Right now Istanbul epitomizes the debate in question, with would-be developers taking on preservationists. Do new developments threaten Istanbul's world-class heritage, or does heritage protection restrict important new development? Image © Flickr CC User Jules Gervais

Earlier this week, two articles on Domus engaged each other in a debate over the affect of UNESCO World Heritage status on the cities they supposedly protect. Is UNESCO turning the world’s cities into museums and hindering their future cultural development? Or could it be a positive force for protecting architecture and culture?

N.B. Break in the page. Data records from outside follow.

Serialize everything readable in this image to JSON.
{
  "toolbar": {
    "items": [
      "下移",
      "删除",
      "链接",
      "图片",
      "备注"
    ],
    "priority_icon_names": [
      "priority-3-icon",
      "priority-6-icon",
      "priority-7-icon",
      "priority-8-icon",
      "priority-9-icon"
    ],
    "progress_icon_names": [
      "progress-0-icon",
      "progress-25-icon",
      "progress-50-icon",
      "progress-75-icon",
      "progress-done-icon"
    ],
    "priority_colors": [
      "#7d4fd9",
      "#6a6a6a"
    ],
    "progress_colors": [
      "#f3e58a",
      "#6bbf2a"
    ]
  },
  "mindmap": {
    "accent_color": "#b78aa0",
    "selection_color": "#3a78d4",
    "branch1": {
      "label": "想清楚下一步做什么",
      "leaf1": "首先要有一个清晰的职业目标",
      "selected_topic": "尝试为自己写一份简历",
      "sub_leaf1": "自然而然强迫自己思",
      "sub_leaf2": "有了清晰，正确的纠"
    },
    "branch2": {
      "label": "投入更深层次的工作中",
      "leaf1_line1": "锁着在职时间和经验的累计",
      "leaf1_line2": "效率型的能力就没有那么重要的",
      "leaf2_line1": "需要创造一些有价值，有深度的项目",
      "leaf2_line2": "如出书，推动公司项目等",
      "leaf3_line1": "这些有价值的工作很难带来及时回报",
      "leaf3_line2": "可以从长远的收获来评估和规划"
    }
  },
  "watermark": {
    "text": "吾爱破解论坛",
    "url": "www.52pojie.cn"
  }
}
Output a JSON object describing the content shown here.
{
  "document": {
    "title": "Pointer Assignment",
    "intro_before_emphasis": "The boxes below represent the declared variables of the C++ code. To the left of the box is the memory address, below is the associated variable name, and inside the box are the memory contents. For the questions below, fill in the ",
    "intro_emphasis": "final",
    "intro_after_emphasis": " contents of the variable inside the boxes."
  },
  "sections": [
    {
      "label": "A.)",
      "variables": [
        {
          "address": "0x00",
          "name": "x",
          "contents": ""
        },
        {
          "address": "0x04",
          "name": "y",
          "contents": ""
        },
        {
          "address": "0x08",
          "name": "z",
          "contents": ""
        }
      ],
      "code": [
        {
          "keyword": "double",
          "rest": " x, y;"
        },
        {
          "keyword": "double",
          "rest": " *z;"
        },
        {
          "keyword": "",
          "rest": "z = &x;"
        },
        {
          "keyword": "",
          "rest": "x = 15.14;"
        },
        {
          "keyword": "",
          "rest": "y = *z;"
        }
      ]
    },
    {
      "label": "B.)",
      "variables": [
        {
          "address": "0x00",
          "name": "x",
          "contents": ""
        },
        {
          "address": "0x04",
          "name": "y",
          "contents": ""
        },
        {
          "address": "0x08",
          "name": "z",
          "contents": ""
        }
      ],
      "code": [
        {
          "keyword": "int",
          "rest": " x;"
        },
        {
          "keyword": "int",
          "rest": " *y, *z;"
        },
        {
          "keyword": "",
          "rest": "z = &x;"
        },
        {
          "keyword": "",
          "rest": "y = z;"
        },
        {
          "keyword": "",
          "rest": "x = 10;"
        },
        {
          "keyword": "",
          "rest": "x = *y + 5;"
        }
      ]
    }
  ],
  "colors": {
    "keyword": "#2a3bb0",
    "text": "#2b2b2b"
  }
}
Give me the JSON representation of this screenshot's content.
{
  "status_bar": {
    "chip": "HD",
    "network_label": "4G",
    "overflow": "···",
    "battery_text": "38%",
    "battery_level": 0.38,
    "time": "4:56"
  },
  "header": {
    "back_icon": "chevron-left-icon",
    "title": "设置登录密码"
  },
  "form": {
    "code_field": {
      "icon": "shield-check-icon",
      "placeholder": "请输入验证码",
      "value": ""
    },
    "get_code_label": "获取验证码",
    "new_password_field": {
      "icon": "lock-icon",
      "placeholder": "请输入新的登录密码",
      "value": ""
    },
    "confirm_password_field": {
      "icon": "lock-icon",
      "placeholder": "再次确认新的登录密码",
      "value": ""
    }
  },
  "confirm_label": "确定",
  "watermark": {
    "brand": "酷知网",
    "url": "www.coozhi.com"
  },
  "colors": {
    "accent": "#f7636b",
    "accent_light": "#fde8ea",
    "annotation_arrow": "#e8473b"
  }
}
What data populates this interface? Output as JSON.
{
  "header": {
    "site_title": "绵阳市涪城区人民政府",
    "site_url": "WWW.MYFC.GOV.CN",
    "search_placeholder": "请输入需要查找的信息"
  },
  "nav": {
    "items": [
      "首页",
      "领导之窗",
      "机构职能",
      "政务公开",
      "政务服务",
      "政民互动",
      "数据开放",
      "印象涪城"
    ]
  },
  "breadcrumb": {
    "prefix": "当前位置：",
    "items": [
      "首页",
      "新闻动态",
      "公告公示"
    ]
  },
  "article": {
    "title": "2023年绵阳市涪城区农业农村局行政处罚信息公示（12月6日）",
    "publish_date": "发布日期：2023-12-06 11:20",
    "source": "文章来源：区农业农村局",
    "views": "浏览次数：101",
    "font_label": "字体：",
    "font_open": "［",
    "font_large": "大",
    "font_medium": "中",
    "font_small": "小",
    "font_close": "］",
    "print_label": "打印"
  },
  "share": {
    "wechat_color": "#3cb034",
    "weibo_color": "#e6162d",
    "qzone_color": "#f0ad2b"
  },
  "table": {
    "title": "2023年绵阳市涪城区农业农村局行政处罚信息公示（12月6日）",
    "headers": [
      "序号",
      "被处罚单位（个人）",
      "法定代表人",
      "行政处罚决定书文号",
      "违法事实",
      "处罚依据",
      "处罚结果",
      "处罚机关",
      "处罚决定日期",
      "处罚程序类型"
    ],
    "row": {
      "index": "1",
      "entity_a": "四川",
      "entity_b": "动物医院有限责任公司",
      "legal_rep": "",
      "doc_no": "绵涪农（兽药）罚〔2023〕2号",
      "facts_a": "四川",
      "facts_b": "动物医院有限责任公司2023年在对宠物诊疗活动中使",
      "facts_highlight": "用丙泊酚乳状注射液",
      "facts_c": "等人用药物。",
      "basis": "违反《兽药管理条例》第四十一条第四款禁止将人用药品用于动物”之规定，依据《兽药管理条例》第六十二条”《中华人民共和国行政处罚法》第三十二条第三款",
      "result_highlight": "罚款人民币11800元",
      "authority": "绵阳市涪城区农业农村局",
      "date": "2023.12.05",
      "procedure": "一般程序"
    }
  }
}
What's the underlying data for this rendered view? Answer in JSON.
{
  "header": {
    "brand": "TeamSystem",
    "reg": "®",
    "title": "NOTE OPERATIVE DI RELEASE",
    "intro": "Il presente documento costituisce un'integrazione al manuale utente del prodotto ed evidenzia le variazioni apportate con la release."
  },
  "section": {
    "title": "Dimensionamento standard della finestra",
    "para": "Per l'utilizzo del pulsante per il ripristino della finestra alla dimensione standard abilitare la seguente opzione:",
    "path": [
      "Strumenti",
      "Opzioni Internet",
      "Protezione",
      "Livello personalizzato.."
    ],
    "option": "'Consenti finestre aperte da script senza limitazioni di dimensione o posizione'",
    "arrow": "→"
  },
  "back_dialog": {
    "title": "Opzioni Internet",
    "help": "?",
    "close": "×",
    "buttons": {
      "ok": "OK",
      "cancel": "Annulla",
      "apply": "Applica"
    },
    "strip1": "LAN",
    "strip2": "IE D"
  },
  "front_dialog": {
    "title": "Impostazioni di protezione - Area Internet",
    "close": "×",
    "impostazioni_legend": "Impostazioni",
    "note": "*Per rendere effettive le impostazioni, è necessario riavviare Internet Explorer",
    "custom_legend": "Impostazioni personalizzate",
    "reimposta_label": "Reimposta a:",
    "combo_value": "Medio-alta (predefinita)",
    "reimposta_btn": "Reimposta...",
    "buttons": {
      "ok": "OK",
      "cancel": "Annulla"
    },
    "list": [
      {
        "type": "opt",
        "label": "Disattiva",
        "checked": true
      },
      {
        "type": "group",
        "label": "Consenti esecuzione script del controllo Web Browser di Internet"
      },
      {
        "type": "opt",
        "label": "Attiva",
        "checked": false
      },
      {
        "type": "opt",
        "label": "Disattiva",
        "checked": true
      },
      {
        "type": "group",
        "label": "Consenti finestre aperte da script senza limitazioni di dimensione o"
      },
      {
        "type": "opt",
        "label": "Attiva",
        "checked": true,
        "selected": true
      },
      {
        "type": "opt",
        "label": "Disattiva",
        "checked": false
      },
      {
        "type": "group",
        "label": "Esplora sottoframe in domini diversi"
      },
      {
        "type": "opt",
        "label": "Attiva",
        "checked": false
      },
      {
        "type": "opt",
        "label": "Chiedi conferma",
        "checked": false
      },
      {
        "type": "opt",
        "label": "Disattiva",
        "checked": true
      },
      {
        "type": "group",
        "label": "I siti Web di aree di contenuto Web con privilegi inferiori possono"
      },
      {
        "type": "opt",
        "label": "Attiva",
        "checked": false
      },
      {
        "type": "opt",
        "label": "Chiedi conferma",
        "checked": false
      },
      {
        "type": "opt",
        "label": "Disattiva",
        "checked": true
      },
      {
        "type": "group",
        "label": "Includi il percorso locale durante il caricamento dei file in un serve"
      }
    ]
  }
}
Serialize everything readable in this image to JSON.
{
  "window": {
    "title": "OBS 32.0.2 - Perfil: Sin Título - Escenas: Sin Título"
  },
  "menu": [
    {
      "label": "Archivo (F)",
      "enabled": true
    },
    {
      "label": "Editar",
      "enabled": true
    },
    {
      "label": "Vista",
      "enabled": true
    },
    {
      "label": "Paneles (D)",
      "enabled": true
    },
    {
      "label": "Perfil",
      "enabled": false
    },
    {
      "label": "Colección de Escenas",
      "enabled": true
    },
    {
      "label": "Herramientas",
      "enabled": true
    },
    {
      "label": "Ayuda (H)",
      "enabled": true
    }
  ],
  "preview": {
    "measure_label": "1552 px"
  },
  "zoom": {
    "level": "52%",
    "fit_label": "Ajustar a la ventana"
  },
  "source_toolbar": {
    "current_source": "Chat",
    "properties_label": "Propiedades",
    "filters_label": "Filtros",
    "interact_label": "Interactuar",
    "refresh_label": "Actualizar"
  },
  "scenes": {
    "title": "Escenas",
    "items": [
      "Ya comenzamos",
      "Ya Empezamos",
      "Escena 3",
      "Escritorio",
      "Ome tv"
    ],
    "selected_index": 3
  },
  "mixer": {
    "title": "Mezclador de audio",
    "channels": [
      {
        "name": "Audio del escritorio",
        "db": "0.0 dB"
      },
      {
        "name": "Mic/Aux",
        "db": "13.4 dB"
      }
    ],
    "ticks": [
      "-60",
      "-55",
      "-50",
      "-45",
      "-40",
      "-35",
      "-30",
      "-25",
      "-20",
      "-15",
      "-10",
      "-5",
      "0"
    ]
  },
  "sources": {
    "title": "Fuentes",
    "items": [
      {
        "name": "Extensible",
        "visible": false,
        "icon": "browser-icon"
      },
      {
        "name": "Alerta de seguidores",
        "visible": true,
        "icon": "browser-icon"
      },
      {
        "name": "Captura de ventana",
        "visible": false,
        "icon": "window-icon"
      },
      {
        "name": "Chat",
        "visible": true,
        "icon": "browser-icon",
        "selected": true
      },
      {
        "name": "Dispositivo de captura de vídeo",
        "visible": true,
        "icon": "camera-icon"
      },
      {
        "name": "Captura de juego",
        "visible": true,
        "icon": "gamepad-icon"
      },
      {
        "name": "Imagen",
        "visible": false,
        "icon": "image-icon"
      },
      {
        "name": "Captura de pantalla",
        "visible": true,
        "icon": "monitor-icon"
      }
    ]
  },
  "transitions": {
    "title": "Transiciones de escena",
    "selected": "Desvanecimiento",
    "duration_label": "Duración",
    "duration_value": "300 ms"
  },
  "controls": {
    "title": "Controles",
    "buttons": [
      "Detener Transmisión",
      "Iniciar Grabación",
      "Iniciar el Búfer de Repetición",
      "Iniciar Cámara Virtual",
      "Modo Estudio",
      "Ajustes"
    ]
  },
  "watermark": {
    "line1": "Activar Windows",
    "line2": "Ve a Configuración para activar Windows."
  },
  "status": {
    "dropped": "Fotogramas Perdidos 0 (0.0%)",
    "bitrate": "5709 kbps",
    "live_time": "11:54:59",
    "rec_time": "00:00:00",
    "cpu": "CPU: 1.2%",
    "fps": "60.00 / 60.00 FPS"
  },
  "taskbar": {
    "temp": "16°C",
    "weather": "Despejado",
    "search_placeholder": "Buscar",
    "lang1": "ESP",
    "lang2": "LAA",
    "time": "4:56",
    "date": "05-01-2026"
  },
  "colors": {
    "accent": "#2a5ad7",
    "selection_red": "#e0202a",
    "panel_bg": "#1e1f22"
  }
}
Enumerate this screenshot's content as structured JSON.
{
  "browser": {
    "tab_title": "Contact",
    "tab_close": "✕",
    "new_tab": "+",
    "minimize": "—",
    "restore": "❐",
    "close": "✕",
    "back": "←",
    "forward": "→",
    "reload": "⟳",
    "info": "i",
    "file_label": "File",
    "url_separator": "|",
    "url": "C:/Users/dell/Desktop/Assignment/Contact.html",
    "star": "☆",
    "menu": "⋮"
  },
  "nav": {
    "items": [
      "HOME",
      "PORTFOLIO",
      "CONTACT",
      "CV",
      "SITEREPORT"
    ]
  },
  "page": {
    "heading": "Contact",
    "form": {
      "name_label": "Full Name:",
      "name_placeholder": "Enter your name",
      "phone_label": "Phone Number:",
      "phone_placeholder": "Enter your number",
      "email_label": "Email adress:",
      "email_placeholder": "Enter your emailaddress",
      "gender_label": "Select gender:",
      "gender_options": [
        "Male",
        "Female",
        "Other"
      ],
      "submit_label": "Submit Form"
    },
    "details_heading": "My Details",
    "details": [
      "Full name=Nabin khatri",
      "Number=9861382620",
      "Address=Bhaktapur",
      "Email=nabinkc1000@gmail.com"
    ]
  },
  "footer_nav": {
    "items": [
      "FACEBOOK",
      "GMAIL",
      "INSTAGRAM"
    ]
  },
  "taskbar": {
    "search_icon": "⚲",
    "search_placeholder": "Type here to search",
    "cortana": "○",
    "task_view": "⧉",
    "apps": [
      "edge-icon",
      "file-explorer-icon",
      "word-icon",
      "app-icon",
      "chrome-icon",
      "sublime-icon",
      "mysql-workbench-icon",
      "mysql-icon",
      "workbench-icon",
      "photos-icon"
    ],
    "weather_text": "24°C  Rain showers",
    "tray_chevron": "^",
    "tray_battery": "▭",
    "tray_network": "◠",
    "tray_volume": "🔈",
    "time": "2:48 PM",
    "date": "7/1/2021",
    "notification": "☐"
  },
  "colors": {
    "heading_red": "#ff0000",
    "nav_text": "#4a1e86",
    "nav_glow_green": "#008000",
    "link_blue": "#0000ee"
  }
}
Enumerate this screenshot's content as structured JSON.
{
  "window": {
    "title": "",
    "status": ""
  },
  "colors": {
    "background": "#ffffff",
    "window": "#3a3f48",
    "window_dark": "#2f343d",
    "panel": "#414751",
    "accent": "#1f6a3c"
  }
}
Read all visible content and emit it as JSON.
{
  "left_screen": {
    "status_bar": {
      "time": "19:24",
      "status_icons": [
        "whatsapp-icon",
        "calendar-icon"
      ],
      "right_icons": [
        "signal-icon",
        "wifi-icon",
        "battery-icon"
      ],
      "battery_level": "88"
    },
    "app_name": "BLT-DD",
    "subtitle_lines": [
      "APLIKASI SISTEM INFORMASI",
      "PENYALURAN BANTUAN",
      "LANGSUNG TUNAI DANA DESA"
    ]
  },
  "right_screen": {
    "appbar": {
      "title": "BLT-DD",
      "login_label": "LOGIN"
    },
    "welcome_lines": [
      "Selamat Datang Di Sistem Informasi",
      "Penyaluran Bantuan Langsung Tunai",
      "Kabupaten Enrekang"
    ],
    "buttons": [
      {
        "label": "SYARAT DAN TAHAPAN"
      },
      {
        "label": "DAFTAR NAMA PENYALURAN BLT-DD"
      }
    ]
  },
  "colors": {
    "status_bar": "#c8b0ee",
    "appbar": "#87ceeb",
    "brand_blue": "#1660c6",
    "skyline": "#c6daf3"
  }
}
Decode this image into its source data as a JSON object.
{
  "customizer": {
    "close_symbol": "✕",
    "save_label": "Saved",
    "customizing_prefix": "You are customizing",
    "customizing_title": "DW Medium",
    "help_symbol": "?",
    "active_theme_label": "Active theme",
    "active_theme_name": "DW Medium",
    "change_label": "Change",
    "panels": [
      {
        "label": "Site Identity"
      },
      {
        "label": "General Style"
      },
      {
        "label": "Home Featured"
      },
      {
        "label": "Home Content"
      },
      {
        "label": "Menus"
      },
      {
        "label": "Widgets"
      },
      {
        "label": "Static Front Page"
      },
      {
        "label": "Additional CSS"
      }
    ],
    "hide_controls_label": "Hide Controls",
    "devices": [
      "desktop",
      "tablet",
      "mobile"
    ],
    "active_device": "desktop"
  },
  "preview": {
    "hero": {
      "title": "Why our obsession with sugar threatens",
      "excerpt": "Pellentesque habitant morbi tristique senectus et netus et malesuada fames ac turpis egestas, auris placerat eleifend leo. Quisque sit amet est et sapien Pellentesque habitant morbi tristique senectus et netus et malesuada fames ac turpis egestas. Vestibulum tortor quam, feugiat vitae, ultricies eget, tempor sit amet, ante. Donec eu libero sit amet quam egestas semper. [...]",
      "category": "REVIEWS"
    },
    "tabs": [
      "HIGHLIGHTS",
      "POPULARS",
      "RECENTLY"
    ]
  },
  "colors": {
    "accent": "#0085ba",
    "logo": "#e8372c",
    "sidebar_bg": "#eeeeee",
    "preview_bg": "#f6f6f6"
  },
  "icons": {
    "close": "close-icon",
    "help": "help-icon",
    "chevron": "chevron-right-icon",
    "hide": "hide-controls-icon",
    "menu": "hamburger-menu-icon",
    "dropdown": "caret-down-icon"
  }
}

Read on after the break to learn more about these clashing opinions.

Norman Foster Joins Hollywood Stars in Petition Against Venice Cruise Ships

00:00 - 31 July, 2014
Norman Foster Joins Hollywood Stars in Petition Against Venice Cruise Ships, © Flickr CC User Ed Wohlfahrt
© Flickr CC User Ed Wohlfahrt

Over 50 Leading figures from architecture, art, film and fashion - Including Norman Foster, the director of London's National Gallery Nicholas Penny, the director of the Guggenheim Foundation Richard Armstrong, and Hollywood stars Cate Blanchett, Michael Douglas, Julie Christie, Michael Caine, Tilda Swinton and Rob Lowe - have signed a petition pleading Italian Prime Minister Matteo Renzi and the Italian Minister of Culture and Tourism, Dario Franceschini to keep large cruise ships out of Venice.

The petition, created by the UNESCO-backed Association of the International Private Committees for the Safeguarding of Venice, says is a reaction to both the aesthetic intrusion caused by the cruise liners, but also what it believes is a "probable risk of catastrophe" due to the possible effects that such large ships could have on the fragile Lagoon surrounding Venice.

More on the cruise ship controversy after the break

Shigeru Ban Selected to Design Mount Fuji World Heritage Center

00:00 - 17 March, 2014
Shigeru Ban Selected to Design Mount Fuji World Heritage Center, Courtesy of Shigeru Ban Architects
Courtesy of Shigeru Ban Architects

Shigeru Ban was pulled from a selection of 238 competitors as the “best person” to design the new Mount Fuji World Heritage Center in the Shizuoka Prefecture of Japan. The 4,300 square meter structure is expected to cost up to ¥2.4 billion and complete in the year 2016. We will keep you posted as more detail become available.